What the task requires: Which lines below contain "JSON"? Copy every one of them.
Segment Start: Task inputs
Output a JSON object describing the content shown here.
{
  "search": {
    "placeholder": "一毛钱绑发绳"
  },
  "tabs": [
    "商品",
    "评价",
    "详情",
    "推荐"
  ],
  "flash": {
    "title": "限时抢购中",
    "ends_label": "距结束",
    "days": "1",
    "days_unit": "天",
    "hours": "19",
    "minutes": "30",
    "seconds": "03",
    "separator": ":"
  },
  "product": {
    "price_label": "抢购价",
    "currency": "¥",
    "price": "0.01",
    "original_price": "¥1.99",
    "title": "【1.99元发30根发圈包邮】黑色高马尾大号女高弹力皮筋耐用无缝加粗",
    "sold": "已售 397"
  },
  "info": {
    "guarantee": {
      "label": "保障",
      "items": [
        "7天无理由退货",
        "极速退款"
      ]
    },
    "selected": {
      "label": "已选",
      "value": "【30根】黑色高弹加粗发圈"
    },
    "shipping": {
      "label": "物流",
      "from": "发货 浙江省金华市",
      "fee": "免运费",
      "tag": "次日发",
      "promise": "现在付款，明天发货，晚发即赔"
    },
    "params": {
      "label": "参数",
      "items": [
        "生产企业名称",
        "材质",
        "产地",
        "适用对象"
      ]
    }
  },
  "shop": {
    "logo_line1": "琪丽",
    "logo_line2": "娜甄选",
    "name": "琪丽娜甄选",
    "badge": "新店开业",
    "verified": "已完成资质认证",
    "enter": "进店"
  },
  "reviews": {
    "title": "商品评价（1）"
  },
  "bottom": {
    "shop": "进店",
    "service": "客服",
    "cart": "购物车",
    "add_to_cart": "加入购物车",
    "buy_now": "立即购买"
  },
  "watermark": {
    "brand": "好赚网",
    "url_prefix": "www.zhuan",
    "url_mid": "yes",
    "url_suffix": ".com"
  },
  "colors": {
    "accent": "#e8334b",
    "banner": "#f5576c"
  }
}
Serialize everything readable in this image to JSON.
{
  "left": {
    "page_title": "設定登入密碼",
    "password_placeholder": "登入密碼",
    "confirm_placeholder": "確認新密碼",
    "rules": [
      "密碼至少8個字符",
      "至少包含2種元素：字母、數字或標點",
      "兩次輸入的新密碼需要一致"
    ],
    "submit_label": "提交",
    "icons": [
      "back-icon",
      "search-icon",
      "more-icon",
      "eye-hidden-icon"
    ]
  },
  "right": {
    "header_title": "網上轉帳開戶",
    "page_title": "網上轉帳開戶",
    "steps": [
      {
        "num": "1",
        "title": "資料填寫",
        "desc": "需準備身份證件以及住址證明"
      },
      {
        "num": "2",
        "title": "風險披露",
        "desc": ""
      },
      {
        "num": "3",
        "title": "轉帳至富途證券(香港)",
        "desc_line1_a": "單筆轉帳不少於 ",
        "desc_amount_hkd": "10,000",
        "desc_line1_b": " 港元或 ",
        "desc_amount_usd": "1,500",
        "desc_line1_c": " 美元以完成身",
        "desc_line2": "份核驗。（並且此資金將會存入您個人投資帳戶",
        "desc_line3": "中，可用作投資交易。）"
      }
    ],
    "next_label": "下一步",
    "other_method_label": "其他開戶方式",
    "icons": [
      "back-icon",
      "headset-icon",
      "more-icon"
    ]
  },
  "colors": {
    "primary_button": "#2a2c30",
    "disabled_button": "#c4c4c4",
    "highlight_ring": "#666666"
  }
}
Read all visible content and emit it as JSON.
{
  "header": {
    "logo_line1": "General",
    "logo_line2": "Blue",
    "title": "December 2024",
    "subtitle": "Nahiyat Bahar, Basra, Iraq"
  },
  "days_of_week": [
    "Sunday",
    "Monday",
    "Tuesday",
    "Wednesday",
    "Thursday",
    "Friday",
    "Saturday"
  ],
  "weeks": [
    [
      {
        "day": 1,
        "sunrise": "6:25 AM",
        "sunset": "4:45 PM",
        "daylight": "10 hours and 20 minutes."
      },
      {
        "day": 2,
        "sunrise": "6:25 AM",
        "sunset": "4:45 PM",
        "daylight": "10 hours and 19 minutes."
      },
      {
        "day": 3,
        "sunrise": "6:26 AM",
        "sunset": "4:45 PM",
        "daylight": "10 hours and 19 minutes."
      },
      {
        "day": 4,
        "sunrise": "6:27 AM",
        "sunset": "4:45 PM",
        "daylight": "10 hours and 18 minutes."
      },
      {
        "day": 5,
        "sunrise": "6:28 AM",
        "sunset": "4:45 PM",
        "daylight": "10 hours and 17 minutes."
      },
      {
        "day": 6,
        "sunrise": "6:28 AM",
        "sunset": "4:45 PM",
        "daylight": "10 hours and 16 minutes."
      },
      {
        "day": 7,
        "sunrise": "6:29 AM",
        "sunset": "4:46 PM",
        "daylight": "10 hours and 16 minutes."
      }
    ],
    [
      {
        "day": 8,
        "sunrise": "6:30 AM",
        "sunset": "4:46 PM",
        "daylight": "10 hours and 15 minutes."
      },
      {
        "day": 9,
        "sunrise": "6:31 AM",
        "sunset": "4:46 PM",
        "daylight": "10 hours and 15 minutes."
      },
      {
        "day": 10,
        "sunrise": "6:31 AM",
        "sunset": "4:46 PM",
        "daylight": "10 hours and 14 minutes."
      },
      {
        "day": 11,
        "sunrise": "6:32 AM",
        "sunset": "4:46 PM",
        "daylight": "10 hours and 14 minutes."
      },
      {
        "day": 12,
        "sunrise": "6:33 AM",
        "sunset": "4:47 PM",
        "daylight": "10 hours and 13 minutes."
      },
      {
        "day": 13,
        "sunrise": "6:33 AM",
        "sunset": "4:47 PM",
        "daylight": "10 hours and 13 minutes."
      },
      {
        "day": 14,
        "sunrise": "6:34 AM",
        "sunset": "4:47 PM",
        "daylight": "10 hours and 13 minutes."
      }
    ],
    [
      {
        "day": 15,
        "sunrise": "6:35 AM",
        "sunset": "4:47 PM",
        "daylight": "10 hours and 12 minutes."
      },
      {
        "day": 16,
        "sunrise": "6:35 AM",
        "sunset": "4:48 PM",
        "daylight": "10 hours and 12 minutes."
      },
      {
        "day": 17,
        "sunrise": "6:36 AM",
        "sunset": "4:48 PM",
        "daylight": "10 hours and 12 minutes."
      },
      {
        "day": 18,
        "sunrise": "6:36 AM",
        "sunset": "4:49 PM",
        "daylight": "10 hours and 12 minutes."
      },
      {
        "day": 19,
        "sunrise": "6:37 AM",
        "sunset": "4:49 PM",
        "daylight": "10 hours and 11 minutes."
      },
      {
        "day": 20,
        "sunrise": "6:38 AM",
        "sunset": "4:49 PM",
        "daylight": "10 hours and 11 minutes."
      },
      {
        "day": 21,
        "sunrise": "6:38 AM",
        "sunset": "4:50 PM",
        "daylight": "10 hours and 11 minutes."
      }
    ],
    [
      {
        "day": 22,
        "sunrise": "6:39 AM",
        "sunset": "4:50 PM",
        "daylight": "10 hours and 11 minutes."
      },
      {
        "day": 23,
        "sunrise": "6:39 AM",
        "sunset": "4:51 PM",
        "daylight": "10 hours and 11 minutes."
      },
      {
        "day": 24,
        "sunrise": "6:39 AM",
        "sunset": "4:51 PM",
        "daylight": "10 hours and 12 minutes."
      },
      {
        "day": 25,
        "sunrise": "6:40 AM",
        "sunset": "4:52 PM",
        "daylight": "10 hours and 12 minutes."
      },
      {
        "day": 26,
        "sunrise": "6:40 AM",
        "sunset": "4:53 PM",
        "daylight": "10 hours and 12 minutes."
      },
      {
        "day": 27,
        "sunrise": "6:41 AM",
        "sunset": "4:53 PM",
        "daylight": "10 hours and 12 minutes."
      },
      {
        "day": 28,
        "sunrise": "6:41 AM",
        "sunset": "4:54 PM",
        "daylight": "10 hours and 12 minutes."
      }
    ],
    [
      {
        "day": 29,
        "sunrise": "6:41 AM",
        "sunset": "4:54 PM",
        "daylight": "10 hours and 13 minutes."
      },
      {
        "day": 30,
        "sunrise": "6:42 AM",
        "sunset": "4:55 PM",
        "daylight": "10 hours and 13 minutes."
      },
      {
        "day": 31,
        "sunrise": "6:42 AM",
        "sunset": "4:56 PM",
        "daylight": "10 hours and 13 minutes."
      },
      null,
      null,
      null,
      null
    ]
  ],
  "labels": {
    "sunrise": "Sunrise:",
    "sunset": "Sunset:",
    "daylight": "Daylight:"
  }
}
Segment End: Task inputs
Exercise output:
Output a JSON object describing the content shown here.
Serialize everything readable in this image to JSON.
Read all visible content and emit it as JSON.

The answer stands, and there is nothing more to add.